Among a number of other foods.
The big issue here is that, beyond being widely enjoyed items, these omitted groups all tend to be associated with good health and longevity.
It’s also true that in the region of the world where people live longer than most others, it is indeed purple sweet potatoes that are a primary dietary staple.
So you can see where my reservations lie from a public health perspective.
And so this conundrum leaves me asking a sort of impossible question.
All else equal, is the potential/theoretical benefit of being in a perpetual state of ketosis actually a superior choice for human health as compared to freely including the important food groups mentioned above?
AND the mental ease that accompanies the freedom of being able to select liberally from these groups.
This is the question you really have to ask and I certainly don’t believe we have the evidence to suggest this is the case for the average healthy person.
Nor we do have the evidence to assert that the keto diet confers some sort of guaranteed ergogenic benefit across the board.
Now the keto diet does obviously have medical origins (epilepsy management) and continues to draw some interest from the medical community for potential therapeutic effects in the disciplines of oncology and neurology.
I do not refute it’s potential in this regard and I’m always happy to concede its utility wherever that happens to be.
Yet I also don’t doubt there are likely at least as many people out there pursuing the ketogenic diet for the wrong reasons and to their detriment as there are individuals who truly enjoy and thrive with this style of eating.
Even so, I cannot just sweep the latter group under the rug just because the diet’s principles don’t resonate with me.

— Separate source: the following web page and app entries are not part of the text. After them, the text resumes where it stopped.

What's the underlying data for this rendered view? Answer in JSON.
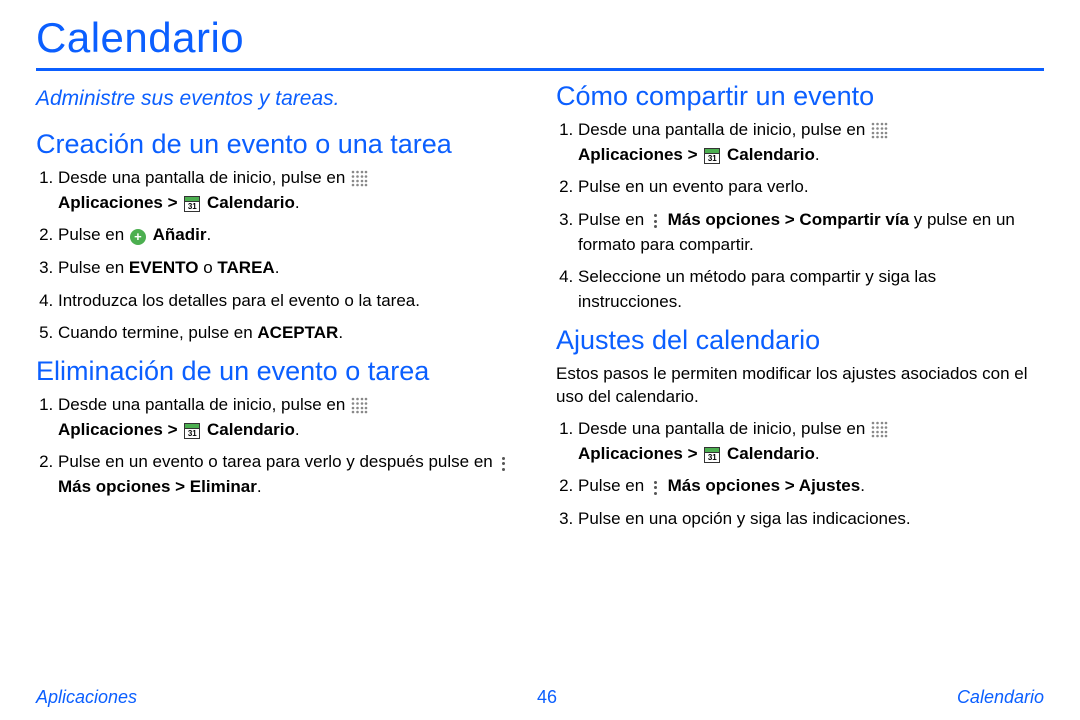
{
  "page": {
    "title": "Calendario",
    "subtitle": "Administre sus eventos y tareas."
  },
  "common": {
    "step_from_home_pre": "Desde una pantalla de inicio, pulse en ",
    "apps_label": "Aplicaciones",
    "gt": " > ",
    "calendar_label": "Calendario",
    "period": ".",
    "tap_prefix": "Pulse en ",
    "mas_opciones": "Más opciones",
    "cal_day": "31"
  },
  "left": {
    "create": {
      "heading": "Creación de un evento o una tarea",
      "add_label": "Añadir",
      "step3_pre": "Pulse en ",
      "step3_evento": "EVENTO",
      "step3_o": " o ",
      "step3_tarea": "TAREA",
      "step4": "Introduzca los detalles para el evento o la tarea.",
      "step5_pre": "Cuando termine, pulse en ",
      "step5_accept": "ACEPTAR"
    },
    "delete": {
      "heading": "Eliminación de un evento o tarea",
      "step2_pre": "Pulse en un evento o tarea para verlo y después pulse en ",
      "step2_path": "Más opciones > Eliminar"
    }
  },
  "right": {
    "share": {
      "heading": "Cómo compartir un evento",
      "step2": "Pulse en un evento para verlo.",
      "step3_path": "Más opciones > Compartir vía",
      "step3_tail": " y pulse en un formato para compartir.",
      "step4": "Seleccione un método para compartir y siga las instrucciones."
    },
    "settings": {
      "heading": "Ajustes del calendario",
      "intro": "Estos pasos le permiten modificar los ajustes asociados con el uso del calendario.",
      "step2_path": "Más opciones > Ajustes",
      "step3": "Pulse en una opción y siga las indicaciones."
    }
  },
  "footer": {
    "left": "Aplicaciones",
    "page_no": "46",
    "right": "Calendario"
  }
}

I also can’t act like there is NO evidence to support its efficacy.
Evidence For The Keto Diet In 2020
I think by now enough keto-centric studies have accumulated to suggest that a well planned ketogenic diet has the potential to improve the traditional biochemical markers of good health including A1C, LDL cholesterol and so on.

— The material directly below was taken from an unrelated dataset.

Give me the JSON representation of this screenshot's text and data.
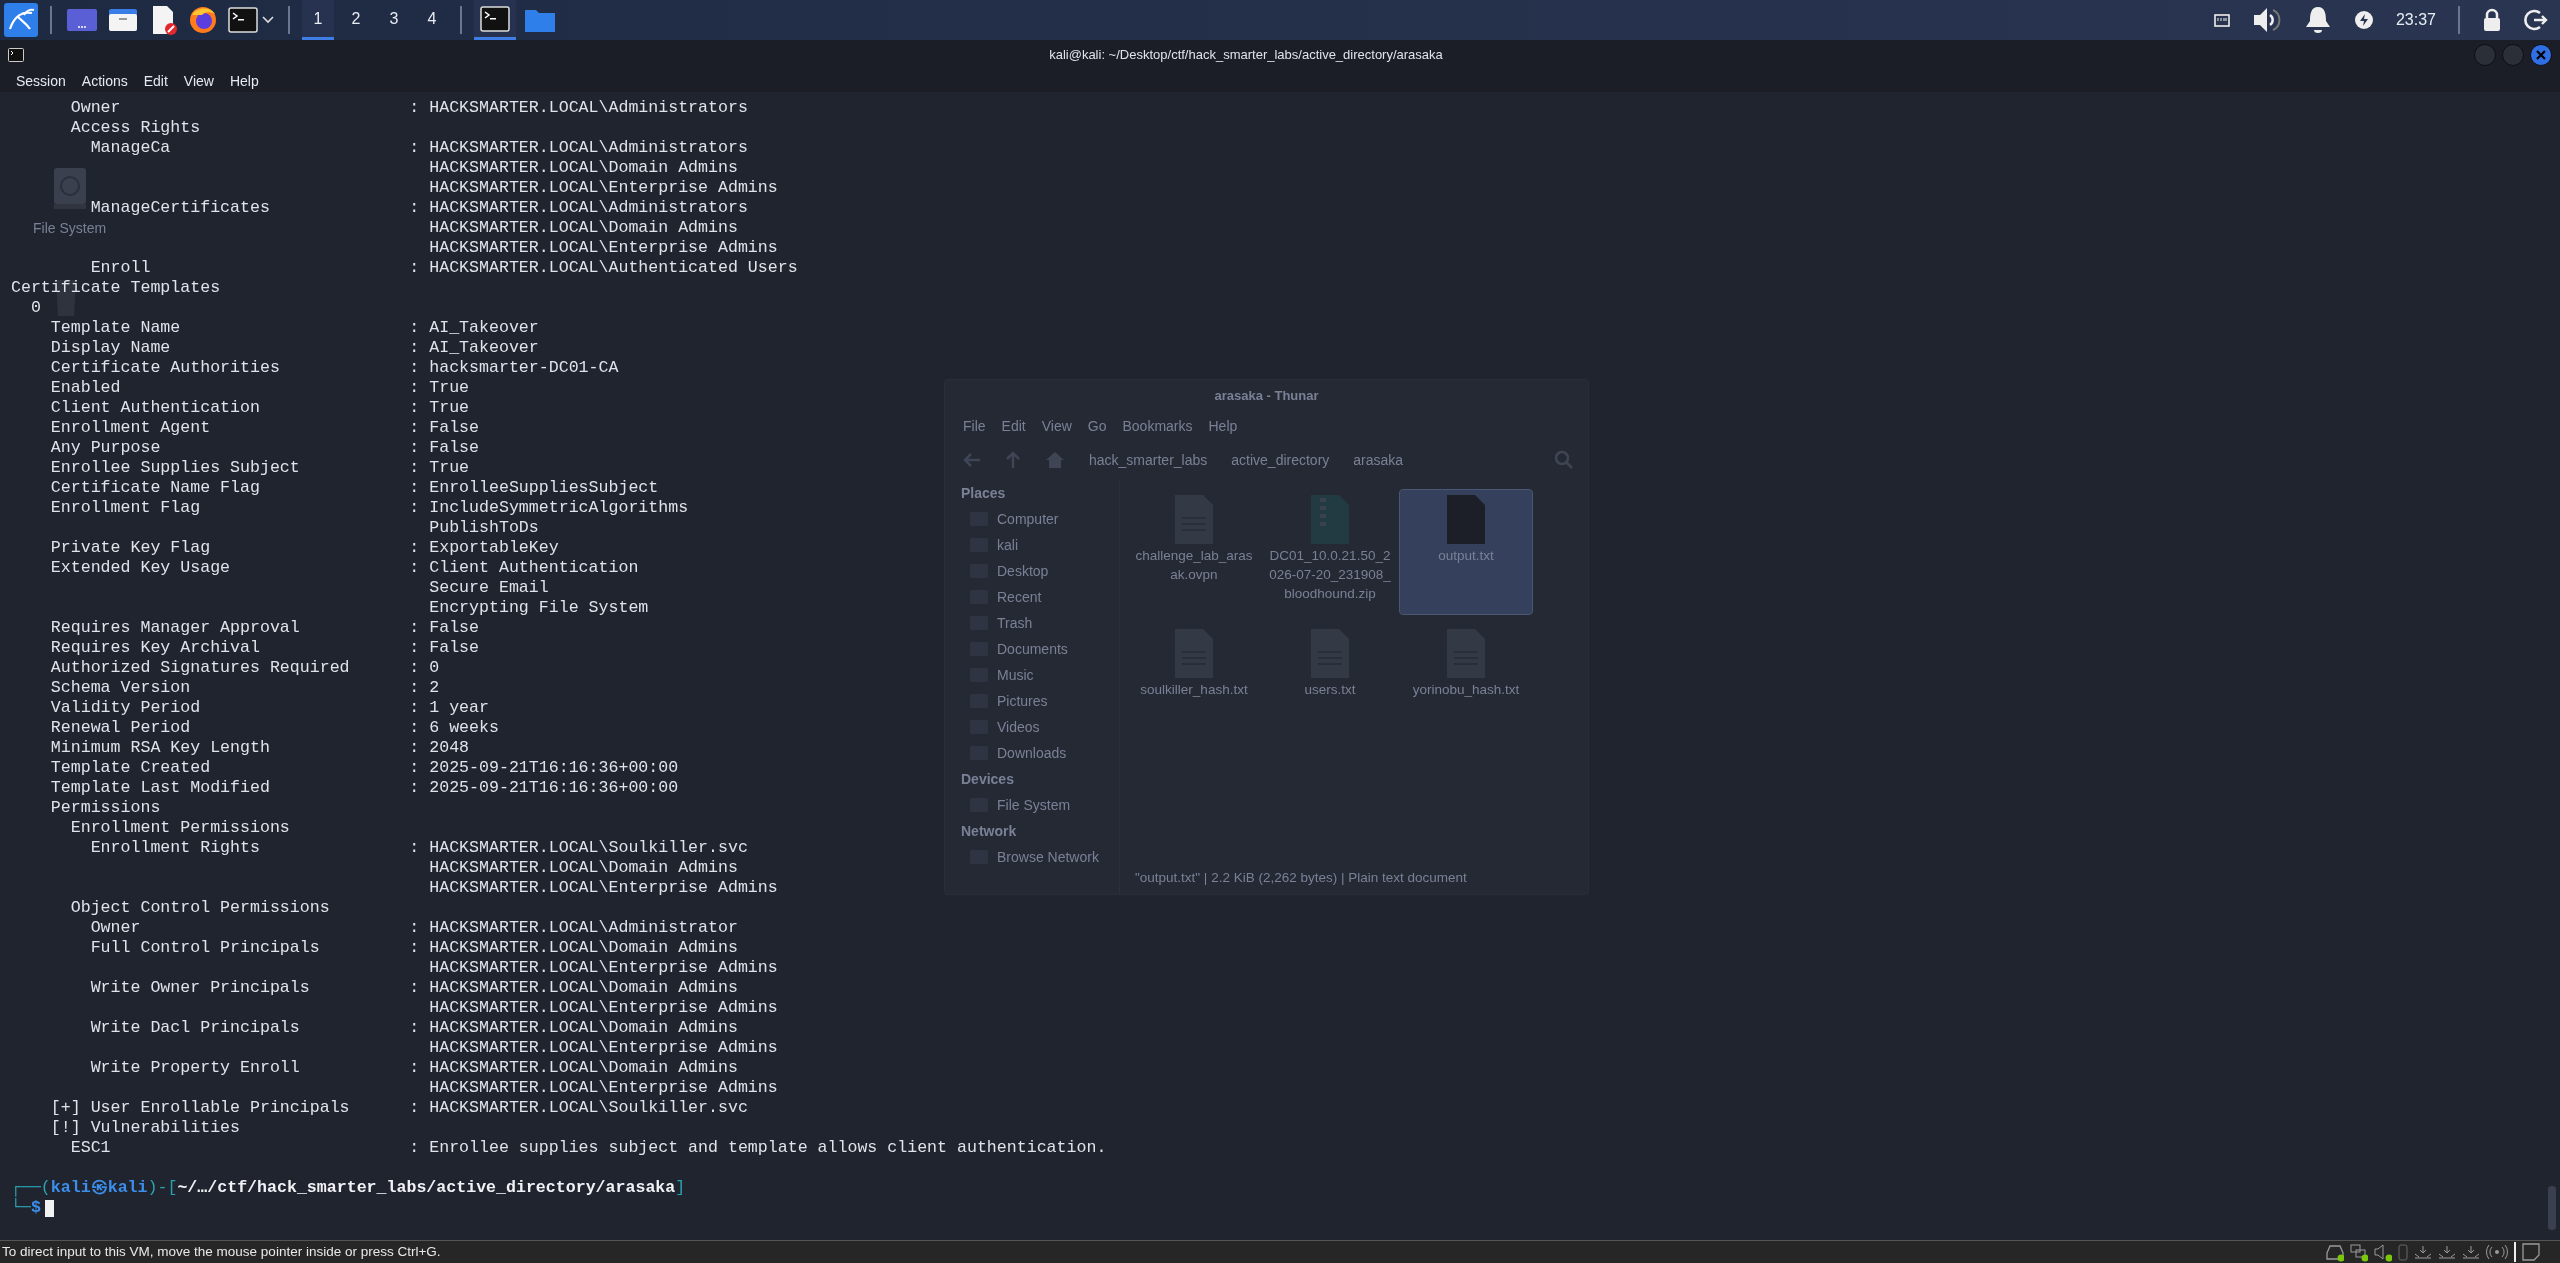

But hey, I can say the exact same thing with as much or more confidence about a vegan or vegetarian diet too.
Certainly when it comes to these biomarkers there is some evidence to suggest that a very low carbohydrate ketogenic diet may be superior to an extreme diet in the opposite direction ( ie: low fat).
A recent 12-month trial found that a ketogenic diet was superior to a moderate carbohydrate low fat diet when it came to A1C reductions and reducing medication needs.

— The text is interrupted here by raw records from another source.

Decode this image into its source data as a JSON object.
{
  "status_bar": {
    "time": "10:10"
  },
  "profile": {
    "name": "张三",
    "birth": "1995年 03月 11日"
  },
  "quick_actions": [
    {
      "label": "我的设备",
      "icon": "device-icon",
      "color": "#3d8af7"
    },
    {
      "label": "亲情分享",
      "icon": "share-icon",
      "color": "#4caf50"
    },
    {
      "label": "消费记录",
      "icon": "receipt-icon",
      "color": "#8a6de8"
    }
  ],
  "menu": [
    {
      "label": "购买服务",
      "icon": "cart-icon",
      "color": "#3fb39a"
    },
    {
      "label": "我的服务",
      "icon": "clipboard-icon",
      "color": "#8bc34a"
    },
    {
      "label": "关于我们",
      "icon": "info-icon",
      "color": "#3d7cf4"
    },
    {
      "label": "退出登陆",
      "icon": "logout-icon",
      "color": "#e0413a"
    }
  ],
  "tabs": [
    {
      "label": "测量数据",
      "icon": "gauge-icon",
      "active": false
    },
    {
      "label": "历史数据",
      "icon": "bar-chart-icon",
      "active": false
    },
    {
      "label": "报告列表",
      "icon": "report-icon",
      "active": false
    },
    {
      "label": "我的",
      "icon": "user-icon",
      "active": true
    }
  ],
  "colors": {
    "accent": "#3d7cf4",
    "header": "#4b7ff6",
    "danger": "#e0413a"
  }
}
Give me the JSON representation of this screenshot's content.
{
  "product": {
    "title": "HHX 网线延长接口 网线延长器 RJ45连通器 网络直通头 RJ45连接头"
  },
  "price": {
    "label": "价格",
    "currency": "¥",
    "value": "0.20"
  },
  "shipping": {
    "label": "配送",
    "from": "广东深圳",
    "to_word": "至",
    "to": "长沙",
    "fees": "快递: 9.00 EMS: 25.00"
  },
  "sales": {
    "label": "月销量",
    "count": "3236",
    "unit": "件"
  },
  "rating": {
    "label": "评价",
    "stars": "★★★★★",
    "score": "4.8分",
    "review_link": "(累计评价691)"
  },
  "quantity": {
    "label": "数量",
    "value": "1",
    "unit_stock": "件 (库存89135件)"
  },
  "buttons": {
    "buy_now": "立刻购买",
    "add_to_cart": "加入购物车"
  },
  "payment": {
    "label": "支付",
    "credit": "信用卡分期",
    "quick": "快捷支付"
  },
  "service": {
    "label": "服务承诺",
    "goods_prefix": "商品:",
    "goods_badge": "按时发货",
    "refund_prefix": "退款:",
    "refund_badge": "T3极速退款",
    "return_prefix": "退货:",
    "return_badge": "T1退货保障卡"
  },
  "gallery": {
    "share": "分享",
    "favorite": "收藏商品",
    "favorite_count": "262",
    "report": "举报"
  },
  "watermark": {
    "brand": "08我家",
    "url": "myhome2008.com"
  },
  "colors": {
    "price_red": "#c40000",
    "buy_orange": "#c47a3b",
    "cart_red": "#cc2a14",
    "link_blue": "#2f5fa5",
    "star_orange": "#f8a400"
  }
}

(Not than any professional worth there salt is really even recommending “low fat” diets, at least I hope not!)
These types of findings have popped up on more than one occasion.
Yet they don’t compel me to believe that a well planned ketogenic diet is in any way superior to a well planned , well balanced more liberal style of eating for most people.
In saying this, I once again take nothing away from anyone who has found true health and happiness in pursuing this style of eating.
I’m also obligated to provide words of support to those of you out there who may be pursuing the ketogenic diet against your better judgement (and your happiness) because you have been led to believe it’s the best way for you become “healthier”.
It probably isn’t.
If you are currently following a ketogenic diet and are concerned about whether or not it’s truly right for you, know that a dietitian like myself can help expand your horizons.
Equally so, if you are intent on following the keto diet at all costs, it could be worth your time to speak to a dietitian to ensure you carry it out in the healthiest way possible.
I’ve tried my best to capture the most salient points of the keto diet debate for the average person in 1250 words.
While my stance on keto has certainly softened since I wrote my first article on it several years ago, you still won’t find me promoting or advocating for it.
Even though I cannot refute it’s potential utility for those with whom it resonates, it still does not feel quite right that such a restrictive dietary pattern should be championed in the mainstream.
Certainly not based on the current state of the evidence.
Until such a time when that changes,
Andy De Santis RD MPH